Filtering data flowing down communication channels does not mean curating data automatically – we’re not there yet. What we can do is filter the noise made by information in excess. The reason is simple. Not every piece of information we receive needs our attention or is relevant for us. So, if we pay attention to every incoming message or phone call, only to discover they were not that important, we’ve already absorbed useless information that will leave little room and time for storing actual knowledge.
Information fatigue, as I’ve experienced it, diverts your attention from essential data, leads to loss of focus, fuels an incapacity to stick to one task and makes you frustrated at the constant interruptions created by new information constantly coming in. In short, it messes with your productivity, stealing your time at work and delaying your end-results.
It would be unrealistic to say Hubgets eradicates information overload. Communication technology cannot control the amount or quality of information you’re being sent, but it can hand you the power to decide how much information you’re willing to absorb. Hubgets does that by allowing you to deal with data in two stages of the communication process: when bombarded by information overload and when converting relevant information into knowledge.

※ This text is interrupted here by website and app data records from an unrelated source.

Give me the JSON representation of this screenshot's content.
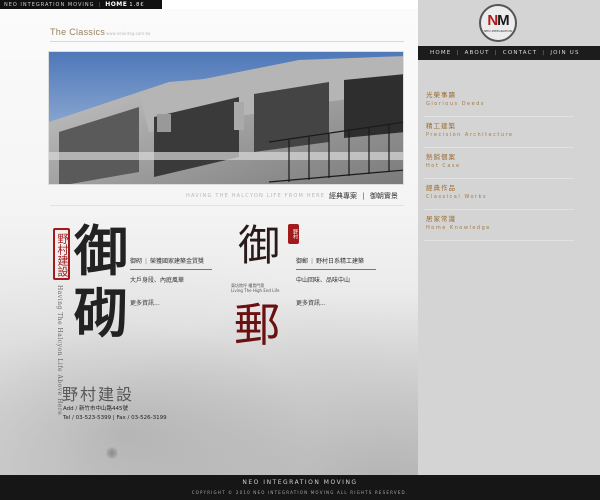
{
  "topbar": {
    "company": "NEO INTEGRATION MOVING",
    "home": "HOME",
    "home_suffix": "1.8€"
  },
  "main": {
    "section_title": "The Classics",
    "section_url": "www.neointeg.com.tw",
    "tagline": "HAVING THE HALCYON LIFE FROM HERE",
    "links": [
      "經典專案",
      "御朝實景"
    ]
  },
  "projects": [
    {
      "big_char": "御砌",
      "seal_text": "野村建設",
      "vertical_en": "Having The Halcyon Life Above Here",
      "title_a": "御砌",
      "title_b": "榮獲國家建築金質獎",
      "desc": "大戶身段、內庭風華",
      "more": "更多資訊..."
    },
    {
      "seal_text": "野村",
      "caption_1": "東坊院坪 權貴門第",
      "caption_2": "Living The High End Life",
      "title_a": "御郵",
      "title_b": "野村日系精工建築",
      "desc": "中山回味、品味中山",
      "more": "更多資訊..."
    }
  ],
  "contact": {
    "logo_text": "野村建設",
    "address": "Add / 新竹市中山路445號",
    "phone": "Tel / 03-523-5399",
    "fax": "Fax / 03-526-3199"
  },
  "sidebar": {
    "logo_brand": "NEO INTEGRATION",
    "nav": [
      "HOME",
      "ABOUT",
      "CONTACT",
      "JOIN US"
    ],
    "menu": [
      {
        "zh": "光榮事蹟",
        "en": "Glorious Deeds"
      },
      {
        "zh": "精工建築",
        "en": "Precision Architecture"
      },
      {
        "zh": "熱銷個案",
        "en": "Hot Case"
      },
      {
        "zh": "經典作品",
        "en": "Classical Works"
      },
      {
        "zh": "居家常識",
        "en": "Home Knowledge"
      }
    ]
  },
  "footer": {
    "title": "NEO INTEGRATION MOVING",
    "copyright": "COPYRIGHT © 2010 NEO INTEGRATION MOVING ALL RIGHTS RESERVED."
  },
  "colors": {
    "accent": "#9b6b2e",
    "seal_red": "#a31a1a",
    "nav_bg": "#1c1c1c",
    "sidebar_bg": "#d4d4d4"
  }
}
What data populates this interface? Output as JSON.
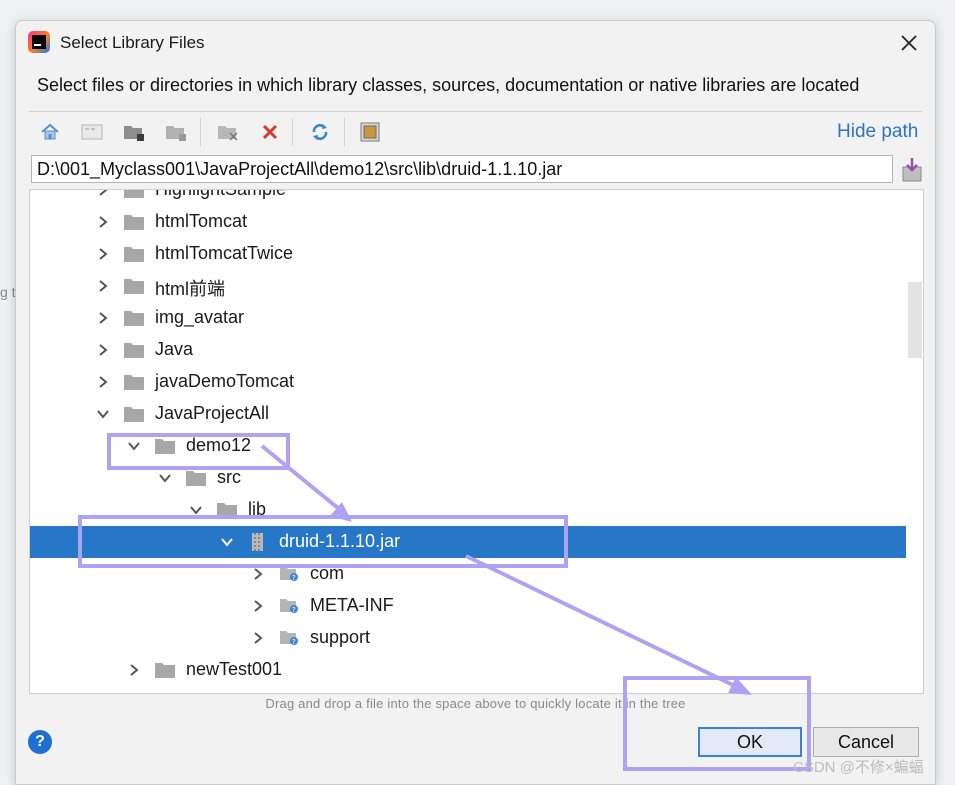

Whenever you find yourself swamped by jibber-jabber or irrelevant data, you can put a filter on top of it. You can identify the channels with a distraction factor and you can pause the overload. When you’re curating the information received, you can put a tag on it – your own personal filter that will help you store and, later on, locate the knowledge acquired.
Buffer information overload
Hubgets lets you to discard excessive information on your own terms. You can set Hubgets to buffer excessive information so that you can deal with it when you have the time and energy.
For example, you can set your status to Busy and this will stop pop-up notifications on incoming direct messages, phone calls, Topic updates, and file transfers. While notifications on possibly irrelevant information are buffering, you get to focus on what’s important for you. This doesn’t mean you’re putting up communication barriers. Phone calls get transferred to your voicemail, messages, updates and file transfers get through without distracting you from your work. You can prevent unfiltered information from taking a hold of your time, without disconnecting.
They say technology dehumanizes us. But not everyone buys it. It changes us, granted, but does it strip us of what makes us human – that is, exercise our intellect? As onlookers of the food chain, humans have the luxurious ability to imagine and then create a tool for just about anything. So it would appear that technology not only doesn’t dehumanize us, it defines us.
Having more options never hurt anyone. Professor Stephen Hawking surely agrees. He’d find it very hard (harder than it already is) to bless the scientific community with his ideas without the assistive technology that enables him to speak. A stranded person would give an arm and a leg for a radio. A long-distance relationship would be hard to bear without instant messaging. And so on, and so forth. Communication has benefited immensely from technological feats like the telephone, the radio, and the Internet. Below, we will focus on three often-overlooked scenarios where communication, in the absence of technology, can be a serious burden